● Source data:
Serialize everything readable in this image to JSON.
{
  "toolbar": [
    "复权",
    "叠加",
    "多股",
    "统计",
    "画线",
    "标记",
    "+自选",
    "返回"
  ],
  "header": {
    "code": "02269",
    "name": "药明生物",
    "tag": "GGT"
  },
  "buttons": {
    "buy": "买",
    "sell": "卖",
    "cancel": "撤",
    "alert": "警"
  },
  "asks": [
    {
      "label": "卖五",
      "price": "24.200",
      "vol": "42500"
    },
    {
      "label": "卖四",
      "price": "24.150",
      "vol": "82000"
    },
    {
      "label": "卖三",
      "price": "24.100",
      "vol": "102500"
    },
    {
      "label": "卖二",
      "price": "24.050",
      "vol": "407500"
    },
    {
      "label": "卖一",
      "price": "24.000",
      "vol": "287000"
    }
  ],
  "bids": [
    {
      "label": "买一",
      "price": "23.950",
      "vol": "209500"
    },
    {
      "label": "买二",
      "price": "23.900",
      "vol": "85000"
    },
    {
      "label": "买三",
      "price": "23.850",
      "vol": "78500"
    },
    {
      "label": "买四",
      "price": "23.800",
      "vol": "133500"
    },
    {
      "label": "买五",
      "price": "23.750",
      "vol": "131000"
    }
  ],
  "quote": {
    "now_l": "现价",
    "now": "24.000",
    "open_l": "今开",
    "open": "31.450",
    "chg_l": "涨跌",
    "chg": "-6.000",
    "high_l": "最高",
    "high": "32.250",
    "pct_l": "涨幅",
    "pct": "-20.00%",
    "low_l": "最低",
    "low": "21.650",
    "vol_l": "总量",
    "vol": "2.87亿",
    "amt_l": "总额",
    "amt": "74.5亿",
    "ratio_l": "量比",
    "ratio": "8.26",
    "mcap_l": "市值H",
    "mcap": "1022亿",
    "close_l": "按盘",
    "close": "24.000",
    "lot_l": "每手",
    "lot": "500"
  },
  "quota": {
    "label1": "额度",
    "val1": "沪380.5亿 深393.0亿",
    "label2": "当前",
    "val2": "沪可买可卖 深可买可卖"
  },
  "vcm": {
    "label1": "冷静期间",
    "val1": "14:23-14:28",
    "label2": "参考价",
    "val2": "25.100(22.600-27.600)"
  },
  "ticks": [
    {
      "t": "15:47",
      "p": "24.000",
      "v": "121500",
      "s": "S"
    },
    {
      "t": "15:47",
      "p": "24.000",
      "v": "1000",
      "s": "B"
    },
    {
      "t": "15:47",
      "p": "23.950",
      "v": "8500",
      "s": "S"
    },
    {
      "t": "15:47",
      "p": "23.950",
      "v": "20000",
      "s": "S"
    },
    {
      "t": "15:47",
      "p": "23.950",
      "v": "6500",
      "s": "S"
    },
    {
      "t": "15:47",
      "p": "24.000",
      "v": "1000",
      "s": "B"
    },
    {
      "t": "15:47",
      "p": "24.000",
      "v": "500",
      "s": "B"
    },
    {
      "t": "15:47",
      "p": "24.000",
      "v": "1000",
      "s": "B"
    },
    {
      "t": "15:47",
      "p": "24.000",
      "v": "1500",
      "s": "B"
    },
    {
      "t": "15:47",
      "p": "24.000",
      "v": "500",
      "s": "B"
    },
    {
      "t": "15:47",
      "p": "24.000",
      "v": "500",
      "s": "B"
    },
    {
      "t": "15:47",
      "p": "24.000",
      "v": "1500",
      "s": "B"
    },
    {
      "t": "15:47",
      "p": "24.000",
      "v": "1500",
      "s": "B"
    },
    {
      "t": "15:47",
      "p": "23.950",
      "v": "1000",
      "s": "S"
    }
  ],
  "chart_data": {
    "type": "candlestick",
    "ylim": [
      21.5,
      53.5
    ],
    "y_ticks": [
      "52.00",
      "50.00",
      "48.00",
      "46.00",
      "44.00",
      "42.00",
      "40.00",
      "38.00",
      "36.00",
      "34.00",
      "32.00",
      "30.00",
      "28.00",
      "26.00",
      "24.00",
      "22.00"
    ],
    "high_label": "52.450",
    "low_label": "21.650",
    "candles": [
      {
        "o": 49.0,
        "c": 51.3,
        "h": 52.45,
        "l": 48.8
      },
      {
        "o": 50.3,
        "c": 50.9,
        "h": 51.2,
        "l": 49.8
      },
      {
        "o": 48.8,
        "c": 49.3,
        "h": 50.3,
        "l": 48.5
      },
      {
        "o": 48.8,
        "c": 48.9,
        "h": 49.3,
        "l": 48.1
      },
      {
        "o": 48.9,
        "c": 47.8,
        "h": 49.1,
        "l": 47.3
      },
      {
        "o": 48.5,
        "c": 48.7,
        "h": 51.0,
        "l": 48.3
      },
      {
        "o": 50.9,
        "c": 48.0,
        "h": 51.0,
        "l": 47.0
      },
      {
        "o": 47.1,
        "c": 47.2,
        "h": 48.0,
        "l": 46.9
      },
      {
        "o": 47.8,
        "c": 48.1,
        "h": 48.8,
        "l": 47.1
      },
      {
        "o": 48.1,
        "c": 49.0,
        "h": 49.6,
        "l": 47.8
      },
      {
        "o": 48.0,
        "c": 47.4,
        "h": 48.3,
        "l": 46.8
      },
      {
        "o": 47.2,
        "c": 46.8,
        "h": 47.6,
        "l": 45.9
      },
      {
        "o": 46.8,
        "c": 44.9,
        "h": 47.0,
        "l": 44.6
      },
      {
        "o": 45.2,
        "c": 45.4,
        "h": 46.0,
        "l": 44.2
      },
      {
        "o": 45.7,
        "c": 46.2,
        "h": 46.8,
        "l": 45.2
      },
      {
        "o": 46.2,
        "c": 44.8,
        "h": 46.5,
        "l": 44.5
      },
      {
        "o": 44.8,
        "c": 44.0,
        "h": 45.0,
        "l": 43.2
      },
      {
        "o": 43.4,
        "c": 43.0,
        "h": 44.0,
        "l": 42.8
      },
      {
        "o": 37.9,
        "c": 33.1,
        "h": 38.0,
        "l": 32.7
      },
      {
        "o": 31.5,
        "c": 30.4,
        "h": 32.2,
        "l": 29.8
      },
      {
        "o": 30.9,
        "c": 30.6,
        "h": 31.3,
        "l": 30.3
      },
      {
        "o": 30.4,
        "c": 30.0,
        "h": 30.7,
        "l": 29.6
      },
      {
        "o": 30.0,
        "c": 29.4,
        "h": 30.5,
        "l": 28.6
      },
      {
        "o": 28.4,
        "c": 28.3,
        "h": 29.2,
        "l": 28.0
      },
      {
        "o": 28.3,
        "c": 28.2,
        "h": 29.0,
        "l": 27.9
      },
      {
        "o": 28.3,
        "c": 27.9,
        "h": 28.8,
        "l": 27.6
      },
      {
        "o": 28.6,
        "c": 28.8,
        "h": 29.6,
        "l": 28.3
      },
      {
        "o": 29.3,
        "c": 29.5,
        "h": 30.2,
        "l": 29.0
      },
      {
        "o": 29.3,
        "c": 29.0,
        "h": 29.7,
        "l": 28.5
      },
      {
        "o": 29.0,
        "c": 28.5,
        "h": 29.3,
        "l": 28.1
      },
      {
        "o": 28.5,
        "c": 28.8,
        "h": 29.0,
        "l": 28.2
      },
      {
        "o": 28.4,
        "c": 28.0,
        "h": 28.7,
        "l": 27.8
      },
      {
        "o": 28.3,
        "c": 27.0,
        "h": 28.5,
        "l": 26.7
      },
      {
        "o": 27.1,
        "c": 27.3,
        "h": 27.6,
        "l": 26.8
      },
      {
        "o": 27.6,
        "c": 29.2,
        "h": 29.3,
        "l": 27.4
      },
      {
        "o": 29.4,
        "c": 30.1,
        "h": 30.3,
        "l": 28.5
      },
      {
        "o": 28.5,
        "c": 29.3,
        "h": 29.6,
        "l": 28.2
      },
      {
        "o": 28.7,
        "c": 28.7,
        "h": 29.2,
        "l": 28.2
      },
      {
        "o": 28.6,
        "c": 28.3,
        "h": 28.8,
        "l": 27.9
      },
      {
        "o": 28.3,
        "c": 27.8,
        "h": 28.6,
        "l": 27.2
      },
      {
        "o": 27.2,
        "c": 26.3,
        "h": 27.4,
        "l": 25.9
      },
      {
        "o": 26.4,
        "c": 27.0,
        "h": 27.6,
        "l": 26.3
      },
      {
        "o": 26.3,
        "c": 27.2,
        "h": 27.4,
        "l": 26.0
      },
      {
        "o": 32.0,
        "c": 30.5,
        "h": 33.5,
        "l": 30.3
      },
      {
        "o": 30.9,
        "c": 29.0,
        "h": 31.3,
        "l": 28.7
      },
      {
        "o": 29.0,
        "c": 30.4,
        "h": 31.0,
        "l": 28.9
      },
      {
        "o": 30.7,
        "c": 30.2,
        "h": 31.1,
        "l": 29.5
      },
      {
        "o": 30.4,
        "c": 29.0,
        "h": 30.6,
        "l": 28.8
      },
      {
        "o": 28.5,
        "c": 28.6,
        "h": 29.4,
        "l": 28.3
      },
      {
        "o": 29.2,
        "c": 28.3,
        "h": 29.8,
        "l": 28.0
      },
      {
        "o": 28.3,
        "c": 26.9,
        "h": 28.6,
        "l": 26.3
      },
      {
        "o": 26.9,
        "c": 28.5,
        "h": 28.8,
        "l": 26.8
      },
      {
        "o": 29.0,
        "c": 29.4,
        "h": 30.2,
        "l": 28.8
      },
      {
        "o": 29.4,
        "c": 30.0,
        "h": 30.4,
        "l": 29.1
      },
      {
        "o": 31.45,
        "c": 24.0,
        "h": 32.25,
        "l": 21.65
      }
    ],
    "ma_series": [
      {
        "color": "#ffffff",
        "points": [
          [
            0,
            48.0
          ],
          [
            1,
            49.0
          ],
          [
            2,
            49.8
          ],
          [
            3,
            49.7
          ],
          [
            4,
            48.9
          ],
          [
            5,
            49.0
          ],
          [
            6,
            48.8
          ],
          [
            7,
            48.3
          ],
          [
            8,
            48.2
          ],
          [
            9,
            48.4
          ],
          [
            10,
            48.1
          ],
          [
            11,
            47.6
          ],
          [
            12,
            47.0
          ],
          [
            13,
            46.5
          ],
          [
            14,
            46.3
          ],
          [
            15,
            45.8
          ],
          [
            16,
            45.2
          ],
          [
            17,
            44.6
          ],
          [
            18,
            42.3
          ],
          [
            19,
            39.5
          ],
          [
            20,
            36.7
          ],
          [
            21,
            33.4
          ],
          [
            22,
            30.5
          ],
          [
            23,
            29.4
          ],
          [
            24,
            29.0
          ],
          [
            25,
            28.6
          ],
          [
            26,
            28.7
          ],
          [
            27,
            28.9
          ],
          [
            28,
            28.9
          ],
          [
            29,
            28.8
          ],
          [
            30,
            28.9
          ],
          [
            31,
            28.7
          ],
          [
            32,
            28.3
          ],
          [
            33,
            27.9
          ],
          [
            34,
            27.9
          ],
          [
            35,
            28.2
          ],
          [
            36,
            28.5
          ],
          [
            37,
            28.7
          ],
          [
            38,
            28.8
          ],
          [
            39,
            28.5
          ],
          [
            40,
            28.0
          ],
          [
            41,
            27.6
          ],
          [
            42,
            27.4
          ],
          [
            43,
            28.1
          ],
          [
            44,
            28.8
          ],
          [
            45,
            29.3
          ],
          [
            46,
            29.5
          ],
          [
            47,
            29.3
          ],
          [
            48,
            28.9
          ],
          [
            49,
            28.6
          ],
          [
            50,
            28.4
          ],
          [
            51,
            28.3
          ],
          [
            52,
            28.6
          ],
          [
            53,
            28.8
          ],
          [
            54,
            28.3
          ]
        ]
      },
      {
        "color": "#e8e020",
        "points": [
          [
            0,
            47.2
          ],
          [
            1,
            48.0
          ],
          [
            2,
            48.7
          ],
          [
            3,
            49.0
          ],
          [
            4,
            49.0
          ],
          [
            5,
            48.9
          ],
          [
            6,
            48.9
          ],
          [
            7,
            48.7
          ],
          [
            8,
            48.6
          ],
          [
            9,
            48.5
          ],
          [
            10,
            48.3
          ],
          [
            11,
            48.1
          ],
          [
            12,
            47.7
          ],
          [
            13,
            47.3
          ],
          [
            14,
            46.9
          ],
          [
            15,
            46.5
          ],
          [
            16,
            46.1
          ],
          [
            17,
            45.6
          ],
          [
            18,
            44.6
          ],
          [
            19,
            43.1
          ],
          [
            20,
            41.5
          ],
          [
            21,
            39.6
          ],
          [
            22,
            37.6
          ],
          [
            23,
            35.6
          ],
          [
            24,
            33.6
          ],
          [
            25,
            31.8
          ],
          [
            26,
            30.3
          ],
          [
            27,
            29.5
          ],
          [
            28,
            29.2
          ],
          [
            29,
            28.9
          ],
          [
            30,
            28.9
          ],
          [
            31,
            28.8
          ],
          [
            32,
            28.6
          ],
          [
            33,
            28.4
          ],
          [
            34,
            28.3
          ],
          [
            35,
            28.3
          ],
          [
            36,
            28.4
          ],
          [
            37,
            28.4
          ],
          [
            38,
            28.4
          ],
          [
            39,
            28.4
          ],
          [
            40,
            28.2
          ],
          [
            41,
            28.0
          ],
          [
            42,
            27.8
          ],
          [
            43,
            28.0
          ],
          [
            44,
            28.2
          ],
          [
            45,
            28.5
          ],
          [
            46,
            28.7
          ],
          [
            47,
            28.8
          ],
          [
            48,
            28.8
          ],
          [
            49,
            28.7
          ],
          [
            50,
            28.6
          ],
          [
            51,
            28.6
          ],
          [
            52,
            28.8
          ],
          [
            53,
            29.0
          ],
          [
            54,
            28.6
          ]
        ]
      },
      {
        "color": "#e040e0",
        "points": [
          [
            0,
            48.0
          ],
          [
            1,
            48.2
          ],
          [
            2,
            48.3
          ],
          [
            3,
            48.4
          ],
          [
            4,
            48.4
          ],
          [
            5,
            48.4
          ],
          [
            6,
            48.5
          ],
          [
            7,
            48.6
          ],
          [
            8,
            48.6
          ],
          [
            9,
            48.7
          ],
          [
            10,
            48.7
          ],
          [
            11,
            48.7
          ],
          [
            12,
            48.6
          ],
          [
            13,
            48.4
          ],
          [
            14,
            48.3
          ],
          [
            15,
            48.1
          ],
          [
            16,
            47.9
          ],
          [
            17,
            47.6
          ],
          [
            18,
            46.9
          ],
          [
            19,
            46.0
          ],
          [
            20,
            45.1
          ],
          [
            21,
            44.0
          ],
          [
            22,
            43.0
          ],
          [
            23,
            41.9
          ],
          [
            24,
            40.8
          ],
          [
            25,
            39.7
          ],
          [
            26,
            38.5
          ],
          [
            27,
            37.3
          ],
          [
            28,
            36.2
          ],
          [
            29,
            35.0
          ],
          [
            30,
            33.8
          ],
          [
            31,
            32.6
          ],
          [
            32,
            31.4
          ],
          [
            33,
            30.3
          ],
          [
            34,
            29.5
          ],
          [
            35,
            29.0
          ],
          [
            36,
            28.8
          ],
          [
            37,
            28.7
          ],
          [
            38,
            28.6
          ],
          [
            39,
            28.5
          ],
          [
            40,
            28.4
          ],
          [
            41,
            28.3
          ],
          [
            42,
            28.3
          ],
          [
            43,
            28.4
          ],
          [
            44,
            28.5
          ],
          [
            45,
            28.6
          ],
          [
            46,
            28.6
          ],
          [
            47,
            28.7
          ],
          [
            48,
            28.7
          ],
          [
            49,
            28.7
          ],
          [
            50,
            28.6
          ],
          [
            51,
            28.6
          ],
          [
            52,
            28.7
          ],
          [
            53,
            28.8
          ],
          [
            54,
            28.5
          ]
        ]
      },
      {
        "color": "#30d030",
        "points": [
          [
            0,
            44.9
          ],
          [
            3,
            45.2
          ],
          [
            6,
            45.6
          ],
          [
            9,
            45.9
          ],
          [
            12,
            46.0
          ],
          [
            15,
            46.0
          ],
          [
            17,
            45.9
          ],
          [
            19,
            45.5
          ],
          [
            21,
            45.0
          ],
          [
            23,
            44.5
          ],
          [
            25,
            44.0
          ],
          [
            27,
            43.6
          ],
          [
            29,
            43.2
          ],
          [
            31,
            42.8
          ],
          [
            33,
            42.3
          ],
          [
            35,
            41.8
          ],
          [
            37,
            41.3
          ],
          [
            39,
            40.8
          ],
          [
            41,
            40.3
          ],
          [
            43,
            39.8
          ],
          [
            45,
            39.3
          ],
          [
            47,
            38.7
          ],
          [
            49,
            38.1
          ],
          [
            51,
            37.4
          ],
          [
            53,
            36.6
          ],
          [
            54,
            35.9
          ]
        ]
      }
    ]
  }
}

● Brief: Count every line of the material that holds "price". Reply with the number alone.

● Result of the exercise: 10